WORK INSTRUCTIONS: Scan the lines below for the string "icon" and report how many lines contain it, giving only the number.

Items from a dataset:
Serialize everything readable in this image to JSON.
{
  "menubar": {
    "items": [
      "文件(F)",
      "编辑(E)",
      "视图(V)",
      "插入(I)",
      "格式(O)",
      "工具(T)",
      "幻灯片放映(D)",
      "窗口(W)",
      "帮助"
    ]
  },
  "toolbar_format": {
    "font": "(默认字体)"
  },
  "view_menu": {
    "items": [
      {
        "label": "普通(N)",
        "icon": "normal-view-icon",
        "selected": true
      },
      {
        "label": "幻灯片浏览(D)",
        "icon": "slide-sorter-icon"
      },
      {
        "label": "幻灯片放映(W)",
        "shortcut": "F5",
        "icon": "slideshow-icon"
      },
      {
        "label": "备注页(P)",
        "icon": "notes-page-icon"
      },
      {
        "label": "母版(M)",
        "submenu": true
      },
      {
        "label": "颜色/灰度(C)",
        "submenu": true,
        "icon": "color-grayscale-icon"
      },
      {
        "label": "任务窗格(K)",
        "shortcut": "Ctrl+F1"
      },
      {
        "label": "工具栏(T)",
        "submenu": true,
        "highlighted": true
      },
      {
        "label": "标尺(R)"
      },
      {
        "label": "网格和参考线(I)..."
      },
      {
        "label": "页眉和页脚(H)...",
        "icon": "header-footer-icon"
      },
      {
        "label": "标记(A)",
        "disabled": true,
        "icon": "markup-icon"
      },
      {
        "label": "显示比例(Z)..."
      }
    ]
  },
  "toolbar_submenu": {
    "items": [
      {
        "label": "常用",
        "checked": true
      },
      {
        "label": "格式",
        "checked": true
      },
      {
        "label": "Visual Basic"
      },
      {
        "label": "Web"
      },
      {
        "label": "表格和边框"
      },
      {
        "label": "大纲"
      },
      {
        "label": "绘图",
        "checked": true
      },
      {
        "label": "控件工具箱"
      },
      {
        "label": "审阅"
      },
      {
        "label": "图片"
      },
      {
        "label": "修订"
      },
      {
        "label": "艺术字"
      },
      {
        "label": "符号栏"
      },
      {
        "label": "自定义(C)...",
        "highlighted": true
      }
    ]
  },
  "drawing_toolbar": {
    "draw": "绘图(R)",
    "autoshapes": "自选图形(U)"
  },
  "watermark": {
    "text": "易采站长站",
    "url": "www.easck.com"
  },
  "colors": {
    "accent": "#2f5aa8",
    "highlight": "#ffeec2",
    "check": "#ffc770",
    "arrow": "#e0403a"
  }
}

WORKED SOLUTION: 7